Please report how many lines of the listing hold the word "output". Add nothing to the number.
⁂
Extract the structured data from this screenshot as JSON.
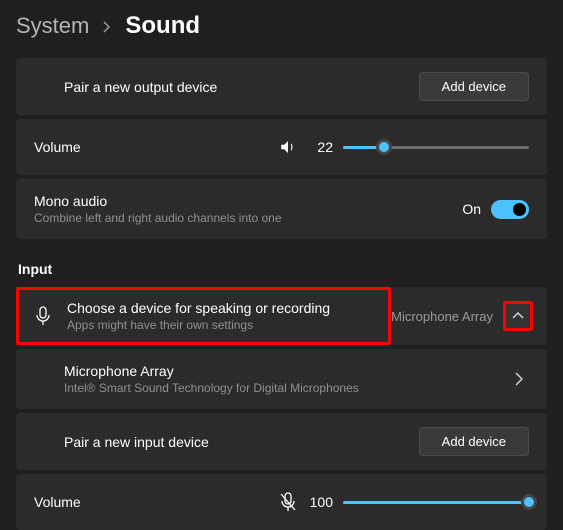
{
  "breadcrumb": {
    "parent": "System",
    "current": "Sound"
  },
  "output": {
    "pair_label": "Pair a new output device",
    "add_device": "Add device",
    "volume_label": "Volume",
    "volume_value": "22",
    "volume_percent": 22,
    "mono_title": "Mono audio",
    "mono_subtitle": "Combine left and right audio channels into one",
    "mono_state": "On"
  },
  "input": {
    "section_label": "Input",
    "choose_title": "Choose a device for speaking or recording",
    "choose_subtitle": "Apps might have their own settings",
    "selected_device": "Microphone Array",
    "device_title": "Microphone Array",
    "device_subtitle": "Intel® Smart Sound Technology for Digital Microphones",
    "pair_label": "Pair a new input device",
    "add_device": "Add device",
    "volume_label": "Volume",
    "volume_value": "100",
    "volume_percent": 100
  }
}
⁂
• **Task result**: 2